...Facebook’s existence is the certain result of rich individuals who chose to delay their consumption, as opposed to spending current income on fancy cars and mansions. Absent Thiel’s willingness to “squirrel” away his earned income, Facebook, along with every other economic innovation, would not be with us today. The seen is consumption, but the unseen is what delayed consumption brings to the economy.
Count on Sequels to TARP
Given the multiple bailouts of 2008, it is to be expected that the line of institutions clamoring to join the cannot-fail party will grow longer. That’s the definition of moral hazard — if you rescue one group, others are sure to want the same treatment and behave in a way that ensures they’ll get it. The losses that taxpayers may endure in the next debacle, meanwhile, mount higher.
Healthamburglar
...McDonald's didn't deny that the new rules will wipe out its existing plans. And that's precisely the point. The entire philosophical and policy architecture of ObamaCare is explicitly designed to standardize health benefits and how those benefits should be paid for. Those choices and tradeoffs will be made for everyone by Ms. Sebelius's regulators.
We Can't Afford the Luxury of High-speed Rail
This past Tuesday, Amtrak proposed to spend more than $100 billion increasing the top speeds of trains in its Boston-to-Washington corridor from 150 to 220 miles per hour. In August, Secretary of Transportation Ray LaHood estimated that President Obama's proposal to extend high-speed rail to other parts of the country will cost at least $500 billion.
Task force undermines freedom
The health reform law undermines Americans’ control over their health care in multiple ways. One of the most troubling provisions gives unchecked power to the U.S. Preventive Services Task Force.
Taxing the Rich
As I've said before, a tax cut is not a handout. It simply means government steals less. What progressives want to do is take money from some—by force—and spend it on others. It sounds less noble when plainly stated.
Doomsday Math That Doesn't Add Up
The US economy may actually face Armageddon, but the arguments that have been offered in substantiation of these claims often don't make sense.

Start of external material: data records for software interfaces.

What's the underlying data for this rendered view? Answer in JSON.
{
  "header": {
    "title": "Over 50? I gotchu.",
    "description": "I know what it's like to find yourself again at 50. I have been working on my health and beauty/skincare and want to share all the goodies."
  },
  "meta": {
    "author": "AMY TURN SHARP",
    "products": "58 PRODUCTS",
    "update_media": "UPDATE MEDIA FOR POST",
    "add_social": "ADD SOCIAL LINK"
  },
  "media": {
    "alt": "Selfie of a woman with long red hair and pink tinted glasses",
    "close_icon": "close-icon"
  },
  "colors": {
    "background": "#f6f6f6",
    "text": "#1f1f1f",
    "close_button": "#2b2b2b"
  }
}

"Key macro and finance theories are about twice-century events. Min. acceptable sample size=30 observations=15 centuries." -Garett Jones, Twitter


Graph of the Day
Dollarization Keeps Ecuador Economically Stable Despite Political Instability
See: 36% - Okay to "Walk Away" from a Mortgage

Book Excerpts
"If man is not to do more harm than good in his efforts to improve the social order, he will have to learn that in this, as in all other fields where essential complexity of an organized kind prevails, he cannot acquire the full knowledge which would make mastery of the events possible. He will therefore have to use what knowledge he can achieve, not to shape the results as the craftsman shapes his handiwork, but rather to cultivate a growth by providing the appropriate environment, in the manner in which the gardener does this for his plants." –F.A. Hayek, "The Pretence of Knowledge," (1974)

Did You Know
"In fiscal year 2009, [San Francisco] spent $175 million on homelessness—that's $26,865 on each of the city's 6,514 "homeless" persons, the majority of whom are housed in city-subsidized lodgings. Its police budget was $442 million, or $52 per San Franciscan. The gargantuan outlay for the homeless has done little to dent the vagrancy problem."